Start of PROVIDED INFORMATION

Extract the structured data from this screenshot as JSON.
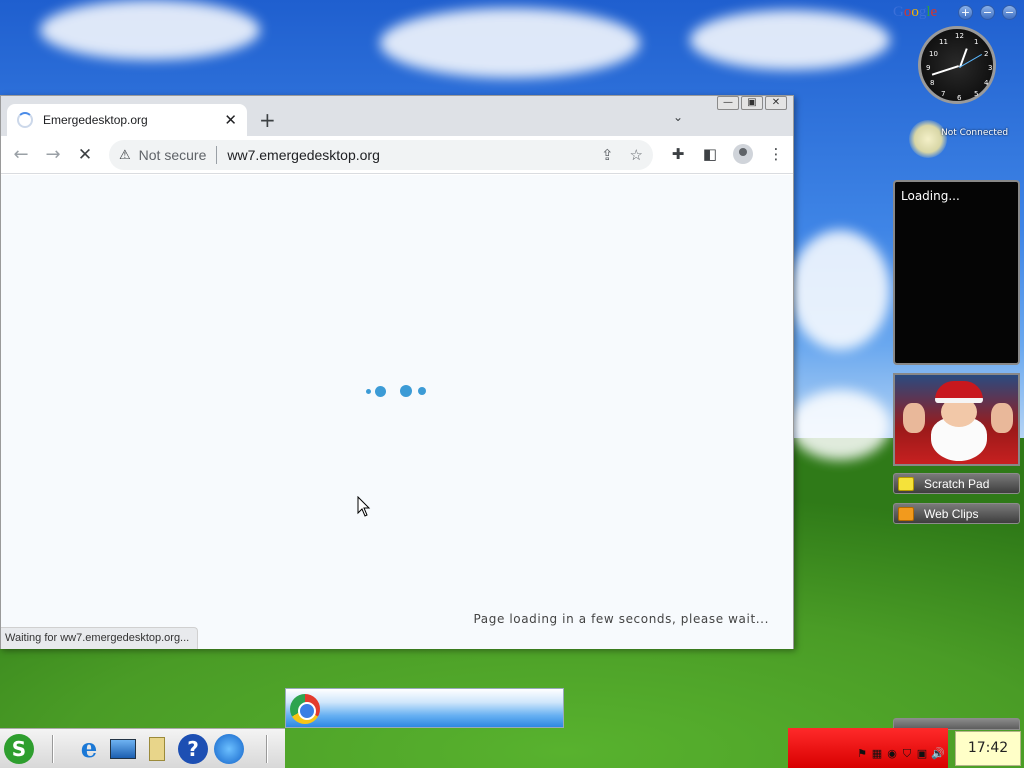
{
  "browser": {
    "tab_title": "Emergedesktop.org",
    "tab_close": "✕",
    "new_tab": "+",
    "tab_search": "⌄",
    "win_buttons": {
      "minimize": "—",
      "maximize": "▣",
      "close": "✕"
    },
    "nav": {
      "back": "←",
      "forward": "→",
      "stop": "✕"
    },
    "security_icon": "⚠",
    "security_label": "Not secure",
    "url": "ww7.emergedesktop.org",
    "share_icon": "⇪",
    "bookmark_icon": "☆",
    "extensions_icon": "✚",
    "sidepanel_icon": "◧",
    "menu_icon": "⋮",
    "loading_message": "Page loading in a few seconds, please wait...",
    "status_text": "Waiting for ww7.emergedesktop.org..."
  },
  "gadgets": {
    "sidebar_title_letters": [
      "G",
      "o",
      "o",
      "g",
      "l",
      "e"
    ],
    "sidebar_title_colors": [
      "#3b6fd8",
      "#d8352a",
      "#f4b400",
      "#3b6fd8",
      "#2e9e45",
      "#d8352a"
    ],
    "add_button": "+",
    "menu_button": "−",
    "close_button": "−",
    "clock_numbers": [
      "12",
      "1",
      "2",
      "3",
      "4",
      "5",
      "6",
      "7",
      "8",
      "9",
      "10",
      "11"
    ],
    "connection_status": "Not Connected",
    "loading_label": "Loading...",
    "scratch_pad_label": "Scratch Pad",
    "web_clips_label": "Web Clips"
  },
  "taskbar": {
    "time": "17:42",
    "tray_red_color": "#e00000"
  }
}
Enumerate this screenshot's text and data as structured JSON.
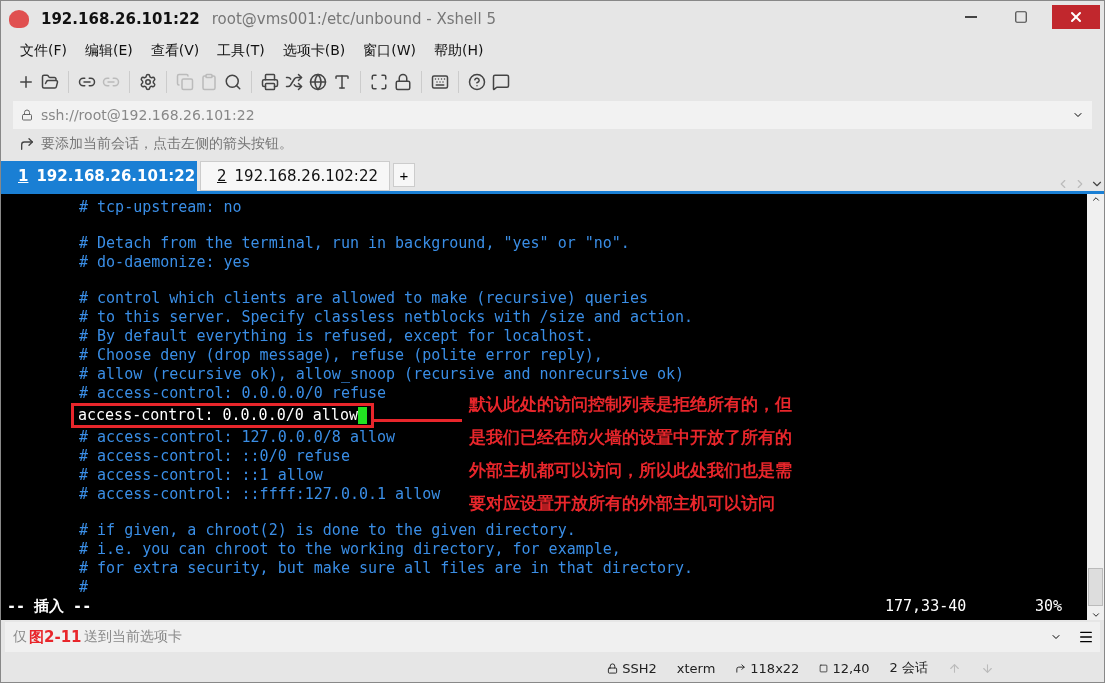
{
  "window": {
    "title_bold": "192.168.26.101:22",
    "title": "root@vms001:/etc/unbound - Xshell 5"
  },
  "menu": [
    "文件(F)",
    "编辑(E)",
    "查看(V)",
    "工具(T)",
    "选项卡(B)",
    "窗口(W)",
    "帮助(H)"
  ],
  "address": {
    "value": "ssh://root@192.168.26.101:22"
  },
  "hint": "要添加当前会话，点击左侧的箭头按钮。",
  "tabs": [
    {
      "number": "1",
      "label": "192.168.26.101:22",
      "selected": true
    },
    {
      "number": "2",
      "label": "192.168.26.102:22",
      "selected": false
    }
  ],
  "new_tab": "+",
  "terminal": {
    "lines": [
      {
        "kind": "comment",
        "text": "# tcp-upstream: no"
      },
      {
        "kind": "blank"
      },
      {
        "kind": "comment",
        "text": "# Detach from the terminal, run in background, \"yes\" or \"no\"."
      },
      {
        "kind": "comment",
        "text": "# do-daemonize: yes"
      },
      {
        "kind": "blank"
      },
      {
        "kind": "comment",
        "text": "# control which clients are allowed to make (recursive) queries"
      },
      {
        "kind": "comment",
        "text": "# to this server. Specify classless netblocks with /size and action."
      },
      {
        "kind": "comment",
        "text": "# By default everything is refused, except for localhost."
      },
      {
        "kind": "comment",
        "text": "# Choose deny (drop message), refuse (polite error reply),"
      },
      {
        "kind": "comment",
        "text": "# allow (recursive ok), allow_snoop (recursive and nonrecursive ok)"
      },
      {
        "kind": "comment",
        "text": "# access-control: 0.0.0.0/0 refuse"
      },
      {
        "kind": "highlighted",
        "text": "access-control: 0.0.0.0/0 allow"
      },
      {
        "kind": "comment",
        "text": "# access-control: 127.0.0.0/8 allow"
      },
      {
        "kind": "comment",
        "text": "# access-control: ::0/0 refuse"
      },
      {
        "kind": "comment",
        "text": "# access-control: ::1 allow"
      },
      {
        "kind": "comment",
        "text": "# access-control: ::ffff:127.0.0.1 allow"
      },
      {
        "kind": "blank"
      },
      {
        "kind": "comment",
        "text": "# if given, a chroot(2) is done to the given directory."
      },
      {
        "kind": "comment",
        "text": "# i.e. you can chroot to the working directory, for example,"
      },
      {
        "kind": "comment",
        "text": "# for extra security, but make sure all files are in that directory."
      },
      {
        "kind": "comment",
        "text": "#"
      }
    ],
    "mode": "-- 插入 --",
    "position": "177,33-40",
    "percent": "30%"
  },
  "annotation": [
    "默认此处的访问控制列表是拒绝所有的，但",
    "是我们已经在防火墙的设置中开放了所有的",
    "外部主机都可以访问，所以此处我们也是需",
    "要对应设置开放所有的外部主机可以访问"
  ],
  "send_bar": {
    "placeholder_start": "仅",
    "figure_label": "图2-11",
    "placeholder_end": "送到当前选项卡"
  },
  "status_bar": {
    "protocol": "SSH2",
    "terminal": "xterm",
    "size": "118x22",
    "cursor": "12,40",
    "sessions": "2 会话"
  }
}
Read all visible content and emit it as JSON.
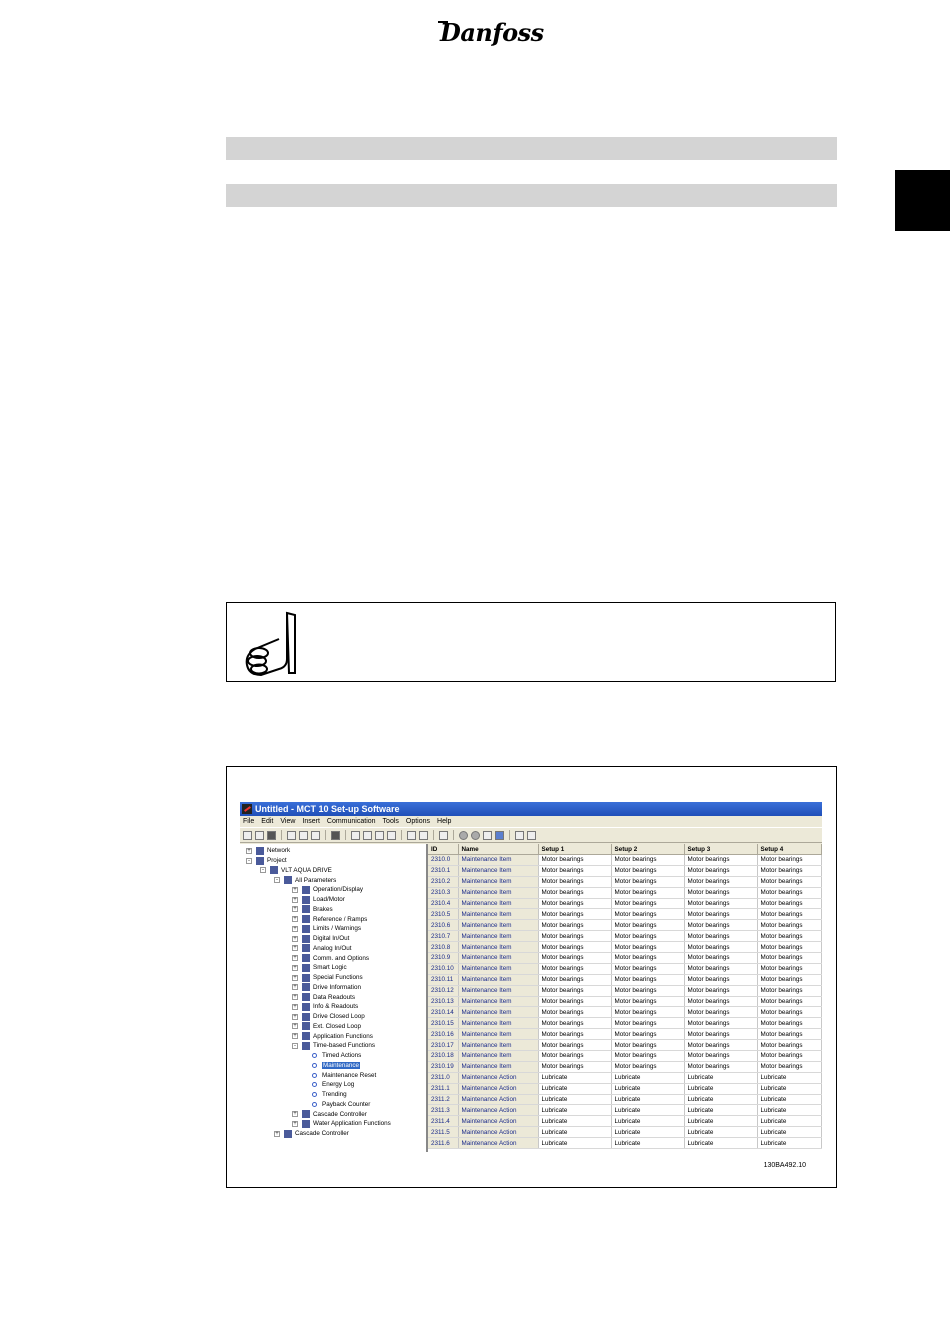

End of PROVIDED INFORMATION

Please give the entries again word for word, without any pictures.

Extract the structured data from this screenshot as JSON.
{
  "browser": {
    "tab_title": "Emergedesktop.org",
    "tab_close": "✕",
    "new_tab": "+",
    "tab_search": "⌄",
    "win_buttons": {
      "minimize": "—",
      "maximize": "▣",
      "close": "✕"
    },
    "nav": {
      "back": "←",
      "forward": "→",
      "stop": "✕"
    },
    "security_icon": "⚠",
    "security_label": "Not secure",
    "url": "ww7.emergedesktop.org",
    "share_icon": "⇪",
    "bookmark_icon": "☆",
    "extensions_icon": "✚",
    "sidepanel_icon": "◧",
    "menu_icon": "⋮",
    "loading_message": "Page loading in a few seconds, please wait...",
    "status_text": "Waiting for ww7.emergedesktop.org..."
  },
  "gadgets": {
    "sidebar_title_letters": [
      "G",
      "o",
      "o",
      "g",
      "l",
      "e"
    ],
    "sidebar_title_colors": [
      "#3b6fd8",
      "#d8352a",
      "#f4b400",
      "#3b6fd8",
      "#2e9e45",
      "#d8352a"
    ],
    "add_button": "+",
    "menu_button": "−",
    "close_button": "−",
    "clock_numbers": [
      "12",
      "1",
      "2",
      "3",
      "4",
      "5",
      "6",
      "7",
      "8",
      "9",
      "10",
      "11"
    ],
    "connection_status": "Not Connected",
    "loading_label": "Loading...",
    "scratch_pad_label": "Scratch Pad",
    "web_clips_label": "Web Clips"
  },
  "taskbar": {
    "time": "17:42",
    "tray_red_color": "#e00000"
  }
}
Enumerate this screenshot's text and data as structured JSON.
{
  "window": {
    "title_bold": "192.168.26.101:22",
    "title": "root@vms001:/etc/unbound - Xshell 5"
  },
  "menu": [
    "文件(F)",
    "编辑(E)",
    "查看(V)",
    "工具(T)",
    "选项卡(B)",
    "窗口(W)",
    "帮助(H)"
  ],
  "address": {
    "value": "ssh://root@192.168.26.101:22"
  },
  "hint": "要添加当前会话，点击左侧的箭头按钮。",
  "tabs": [
    {
      "number": "1",
      "label": "192.168.26.101:22",
      "selected": true
    },
    {
      "number": "2",
      "label": "192.168.26.102:22",
      "selected": false
    }
  ],
  "new_tab": "+",
  "terminal": {
    "lines": [
      {
        "kind": "comment",
        "text": "# tcp-upstream: no"
      },
      {
        "kind": "blank"
      },
      {
        "kind": "comment",
        "text": "# Detach from the terminal, run in background, \"yes\" or \"no\"."
      },
      {
        "kind": "comment",
        "text": "# do-daemonize: yes"
      },
      {
        "kind": "blank"
      },
      {
        "kind": "comment",
        "text": "# control which clients are allowed to make (recursive) queries"
      },
      {
        "kind": "comment",
        "text": "# to this server. Specify classless netblocks with /size and action."
      },
      {
        "kind": "comment",
        "text": "# By default everything is refused, except for localhost."
      },
      {
        "kind": "comment",
        "text": "# Choose deny (drop message), refuse (polite error reply),"
      },
      {
        "kind": "comment",
        "text": "# allow (recursive ok), allow_snoop (recursive and nonrecursive ok)"
      },
      {
        "kind": "comment",
        "text": "# access-control: 0.0.0.0/0 refuse"
      },
      {
        "kind": "highlighted",
        "text": "access-control: 0.0.0.0/0 allow"
      },
      {
        "kind": "comment",
        "text": "# access-control: 127.0.0.0/8 allow"
      },
      {
        "kind": "comment",
        "text": "# access-control: ::0/0 refuse"
      },
      {
        "kind": "comment",
        "text": "# access-control: ::1 allow"
      },
      {
        "kind": "comment",
        "text": "# access-control: ::ffff:127.0.0.1 allow"
      },
      {
        "kind": "blank"
      },
      {
        "kind": "comment",
        "text": "# if given, a chroot(2) is done to the given directory."
      },
      {
        "kind": "comment",
        "text": "# i.e. you can chroot to the working directory, for example,"
      },
      {
        "kind": "comment",
        "text": "# for extra security, but make sure all files are in that directory."
      },
      {
        "kind": "comment",
        "text": "#"
      }
    ],
    "mode": "-- 插入 --",
    "position": "177,33-40",
    "percent": "30%"
  },
  "annotation": [
    "默认此处的访问控制列表是拒绝所有的，但",
    "是我们已经在防火墙的设置中开放了所有的",
    "外部主机都可以访问，所以此处我们也是需",
    "要对应设置开放所有的外部主机可以访问"
  ],
  "send_bar": {
    "placeholder_start": "仅",
    "figure_label": "图2-11",
    "placeholder_end": "送到当前选项卡"
  },
  "status_bar": {
    "protocol": "SSH2",
    "terminal": "xterm",
    "size": "118x22",
    "cursor": "12,40",
    "sessions": "2 会话"
  }
}
Read all visible content and emit it as JSON.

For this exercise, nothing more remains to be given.